Money and Obstacles
MRealistically, the most important problem in getting any project off the ground is money. An interesting development is that timing of this Hyperloop development lined up with the beta launch of JumpStartFund, a startup that combines elements of crowdfunding and crowdsourcing to tackle ambitious projects like revolutionary transportation infrastructure. JumpStartFund created Hyperloop Transportation Technologies, Inc, which brought together engineers willing to spend their free time working on the design in exchange for stock options.
Fortunately, the Hyperloop would be a cost-saving measure, especially when measured against the corpulent rail project currently underway. Musk’s white paper for the Hyperloop estimates the total cost could be kept under six billion dollars. Meanwhile, phase one of the California high-speed rail project is expected to cost at least $68 billion.
However, even if one can produce the money and an impressive blueprint, there are still issues of public approval, legislation, regulations, and contractors to worry about. The startup plans to start construction on a full-scale, passenger-ready Hyperloop this year. The prototype will run 5 miles through Quay Valley, a planned community rising from nothing along Interstate 5, midway between San Francisco and Los Angeles.
The startup also announced that it has 400 “team members” working on the project. They aren’t employees, but women and men with regular gigs at places like NASA, Boeing, and SpaceX, who spend their spare time on Hyperloop in exchange for stock options. It’s easy to see why they want to get involved: It’s the chance to work on a truly revolutionary form of transportation—even if some remain convinced it’s never gonna happen.
The partnerships with Oerlikon and Aecom are a big endorsement, suggesting the prototype may be a real thing, not just an idea without a strong foundation in reality. It shows the project is worthy of time and effort from two publicly traded companies with shareholders to answer to. And these companies know what they’re doing. Oerlikon has been in the vacuum business for more than a century, and has worked on projects like the large hadron collider at CERN.
The Hyperloop Competition
Although Elon Musk postulated the idea, SpaceX is not developing a commercial Hyperloop of its own. Instead, it is holding a competition to encourage students and engineers to develop prototype pods. To facilitate this, SpaceX has built a one mile test track in California. According to the contest guidelines, entrants will first submit their designs and receive feedback from SpaceX engineers.

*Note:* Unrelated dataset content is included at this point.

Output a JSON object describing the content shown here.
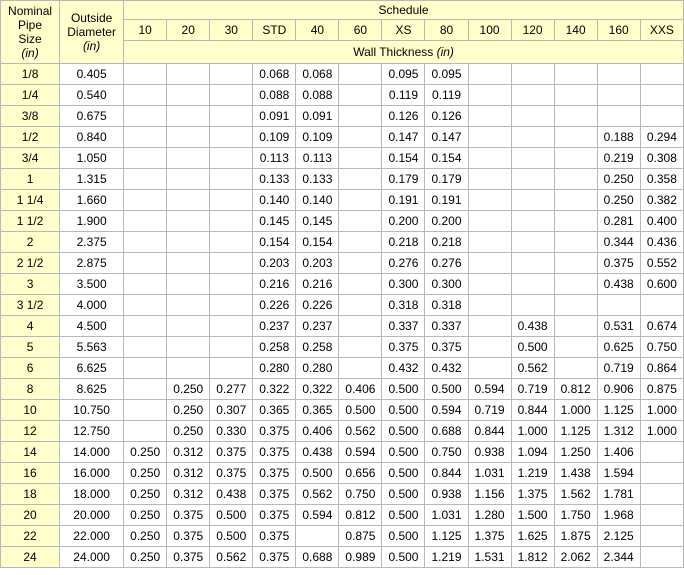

In June 2016, applicants brought their completed pods and tested them on SpaceX’s Hyperloop test track in what was the most impressive soapbox derby ever. The contest is a way for engineers and companies to get the ball rolling to make the Hyperloop system a reality. Like a world’s fair expo, it’s a place for visions of the future to become a little bit clearer. More than 100 prototype pod designs were submitted, and 22 teams won the chance to test their designs on the SpaceX Hyperloop test track.
A team of grad students from the Massachusetts Institute of Technology (MIT) won Best Overall Design. According to the MIT team, the pod is lightweight and emphasizes speed and safety, including a fail-safe brake system. Whereas many Hyperloop designs use air jets to levitate, the MIT design uses two arrays of neodymium magnets to keep the pod aloft. Additional magnets inside the pod will keep it stable as it races along the track.

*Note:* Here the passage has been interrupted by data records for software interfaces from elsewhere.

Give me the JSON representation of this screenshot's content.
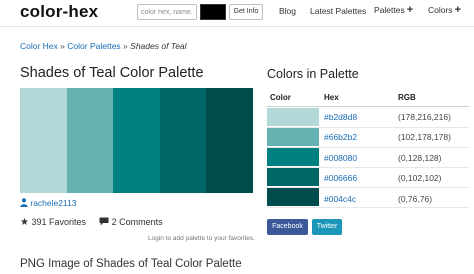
{
  "header": {
    "brand": "color-hex",
    "search_placeholder": "color hex, name...",
    "get_info_label": "Get Info",
    "nav": [
      {
        "label": "Blog"
      },
      {
        "label": "Latest Palettes"
      },
      {
        "label": "Palettes",
        "suffix": "+"
      },
      {
        "label": "Colors",
        "suffix": "+"
      }
    ]
  },
  "breadcrumb": {
    "home": "Color Hex",
    "sep1": "»",
    "section": "Color Palettes",
    "sep2": "»",
    "current": "Shades of Teal"
  },
  "page": {
    "title": "Shades of Teal Color Palette",
    "author": "rachele2113",
    "favorites": "391 Favorites",
    "comments": "2 Comments",
    "login_note": "Login to add palette to your favorites.",
    "png_title": "PNG Image of Shades of Teal Color Palette"
  },
  "palette": {
    "colors": [
      "#b2d8d8",
      "#66b2b2",
      "#008080",
      "#006666",
      "#004c4c"
    ]
  },
  "colors_table": {
    "title": "Colors in Palette",
    "headers": {
      "color": "Color",
      "hex": "Hex",
      "rgb": "RGB"
    },
    "rows": [
      {
        "hex": "#b2d8d8",
        "rgb": "(178,216,216)"
      },
      {
        "hex": "#66b2b2",
        "rgb": "(102,178,178)"
      },
      {
        "hex": "#008080",
        "rgb": "(0,128,128)"
      },
      {
        "hex": "#006666",
        "rgb": "(0,102,102)"
      },
      {
        "hex": "#004c4c",
        "rgb": "(0,76,76)"
      }
    ]
  },
  "share": {
    "facebook_label": "Facebook",
    "twitter_label": "Twitter",
    "facebook_color": "#3b5998",
    "twitter_color": "#1b95b8"
  },
  "colors": {
    "link": "#1a6cb5",
    "swatch_black": "#000000"
  }
}
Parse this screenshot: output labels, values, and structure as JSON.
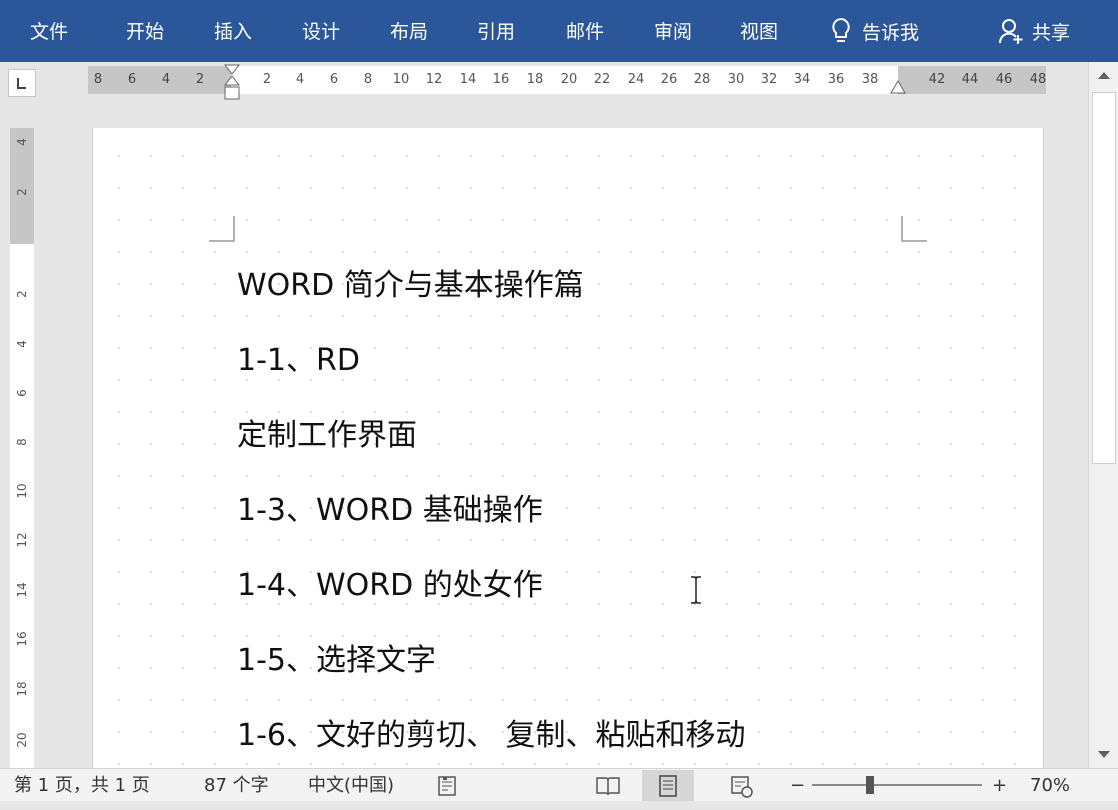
{
  "ribbon": {
    "tabs": [
      "文件",
      "开始",
      "插入",
      "设计",
      "布局",
      "引用",
      "邮件",
      "审阅",
      "视图"
    ],
    "tell_me": "告诉我",
    "share": "共享",
    "color": "#2b579a"
  },
  "ruler": {
    "tab_selector": "L",
    "horizontal_left_gray": [
      "8",
      "6",
      "4",
      "2"
    ],
    "horizontal_main": [
      "2",
      "4",
      "6",
      "8",
      "10",
      "12",
      "14",
      "16",
      "18",
      "20",
      "22",
      "24",
      "26",
      "28",
      "30",
      "32",
      "34",
      "36",
      "38"
    ],
    "horizontal_right_gray": [
      "42",
      "44",
      "46",
      "48"
    ],
    "vertical_top": [
      "4",
      "2"
    ],
    "vertical_main": [
      "2",
      "4",
      "6",
      "8",
      "10",
      "12",
      "14",
      "16",
      "18",
      "20"
    ]
  },
  "document": {
    "lines": [
      "WORD 简介与基本操作篇",
      "1-1、RD",
      "定制工作界面",
      "1-3、WORD 基础操作",
      "1-4、WORD 的处女作",
      "1-5、选择文字",
      "1-6、文好的剪切、 复制、粘贴和移动"
    ]
  },
  "status_bar": {
    "page_info": "第 1 页，共 1 页",
    "word_count": "87 个字",
    "language": "中文(中国)",
    "zoom_minus": "−",
    "zoom_plus": "+",
    "zoom": "70%"
  }
}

It remains unclear whether commercial Hyperloop systems will ever be widely adopted. As the global population swells and the environment declines, however, better mass transit systems will become essential.
So what do you think? I am willing to ride in a vacuum tube. Are you?